How Far We've Come: Twenty Year of Breast Cancer Treatment.

Valsartran (Diovan) cancer recall: what should you do if you are taking it?

A reader recently asked,

"I just read your article on carcinogens and I think I already know the answer to this question, but it’s scary territory so I am asking. My husband has been taking Valsartran for over a year and his prescription was among those just recalled by the FDA for probable carcinogens. I’ve had a few suggest that he should see an oncologist to be tested. Is this good advice? I know being sure never hurts, but being paranoid can."

Valsartran (brand name Diovan) is a heart and blood pressure drug that was recently recalled by the US Food and Drug Administration (FDA) because it was found to contain NMDA, a carcinogen.  What should you do if you are taking Valsartran? 

DON'T PANIC!  The Valsartran does not cause cancer, it's a very good drug and if you are taking it, you probably need it. The impurity that night be in the pills doesn't cause cancer but it might increase the chances of cancer over time. You will waste your time if you see an oncologist;

Valsartran was recalled by the FDA because some preparations of this drug were found to contain an impurity, NDMA , which is considered a "probable carcinogen" since it increased cancer in laboratory rats.  The NMDA was the result of some new manufacturing methods used by only a few companies that made the pills. NMDA was found in the pills from three companies, and these were the ones that were recalled: Major Pharmaceuticals, Solo Healthcare, and Teva Pharmaceuticals. The rest were tested and found to be safe.

If you are taking Diovan, DON'T STOP TAKING IT! It could be dangerous for your heart or blood pressure if you stop, and it won't hurt you to take it for a few more days to sort this out. Instead, talk to the pharmacy that supplied the drug and find out if it was from a recalled batch; the pharmacy should be able to find a safe batch. If you need to stop the drug because you can't get a safe preparation, get in touch with your doctor--call the office, talk to the nurse if you can't reach the doctor.  The doc can put you on another medication that has the desired medical effects for your system.
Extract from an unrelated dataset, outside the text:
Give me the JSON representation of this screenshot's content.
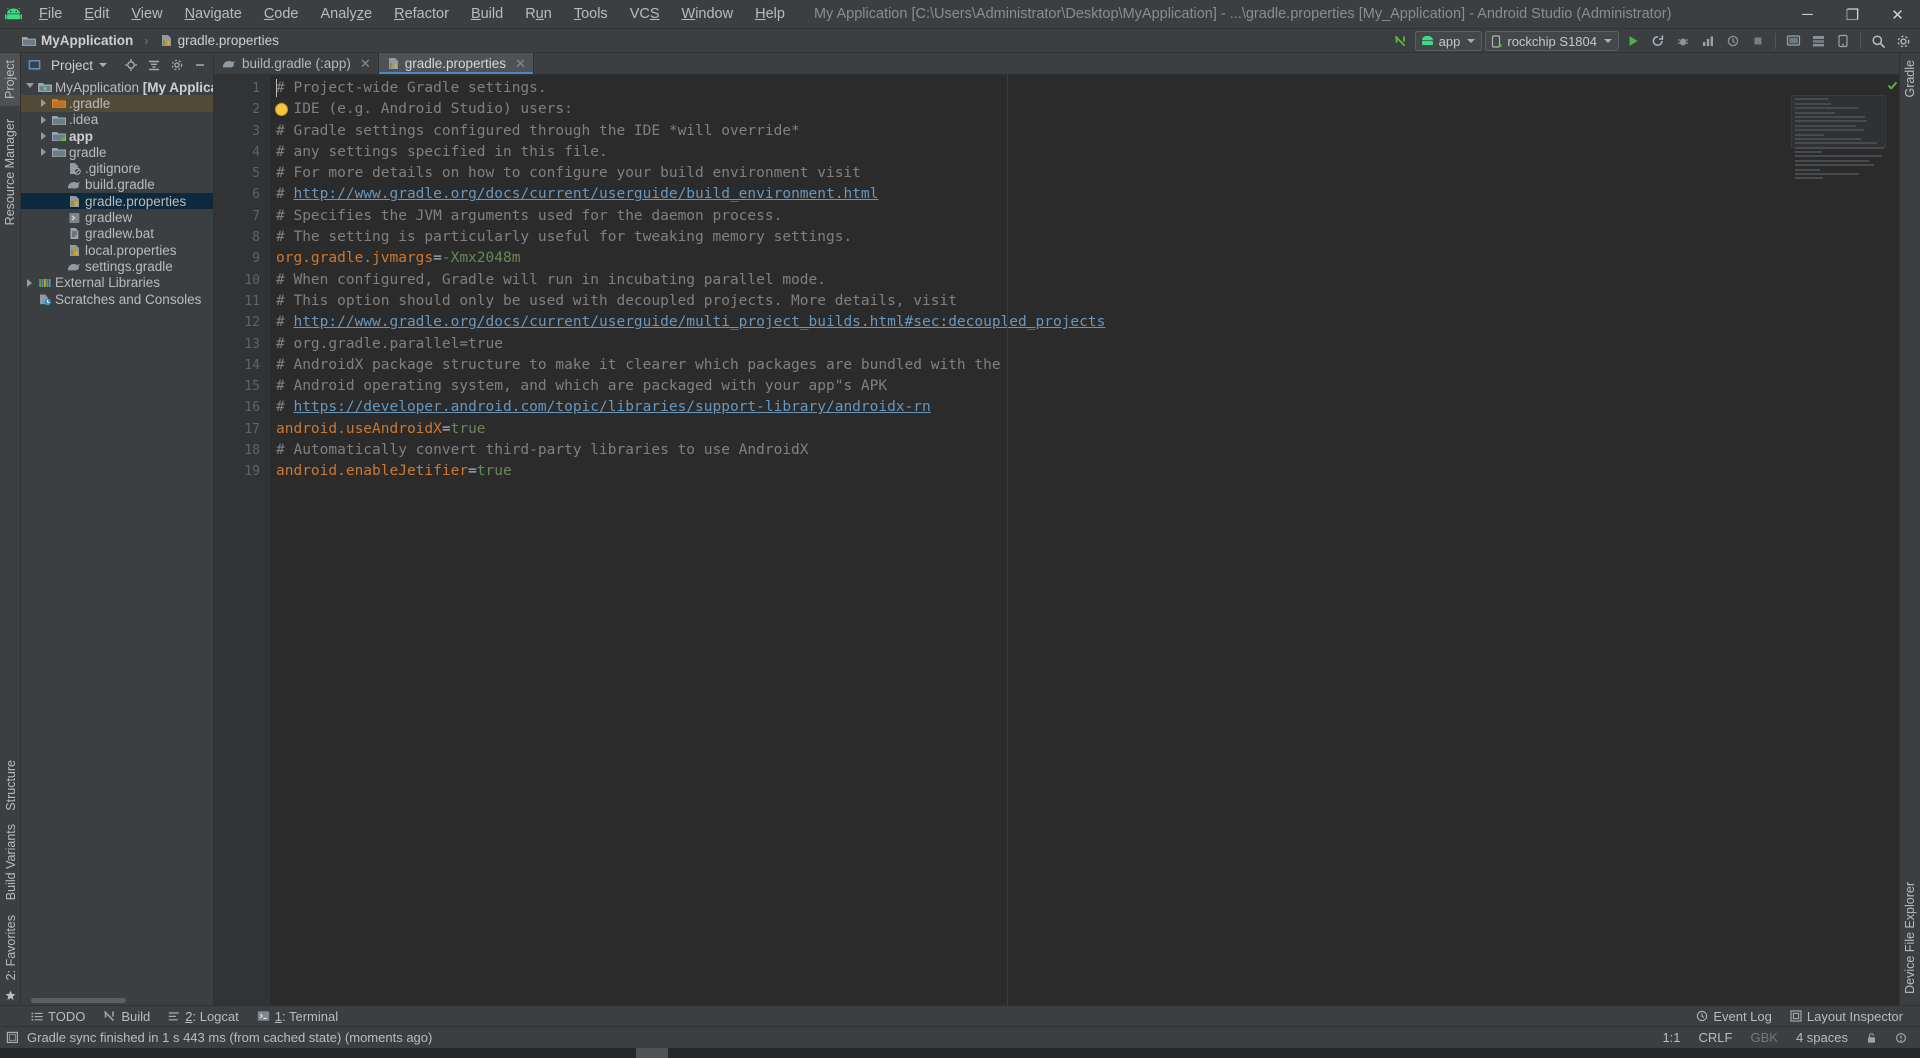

Don't see an oncologist. There is nothing this specialist can do there is no general test to find cancer.  This might be a good excuse, however, for you and your spouse to think about getting up to date on the recommended cancer screening tests, such as prostate exam, colonoscopy, pap smear and mammogram.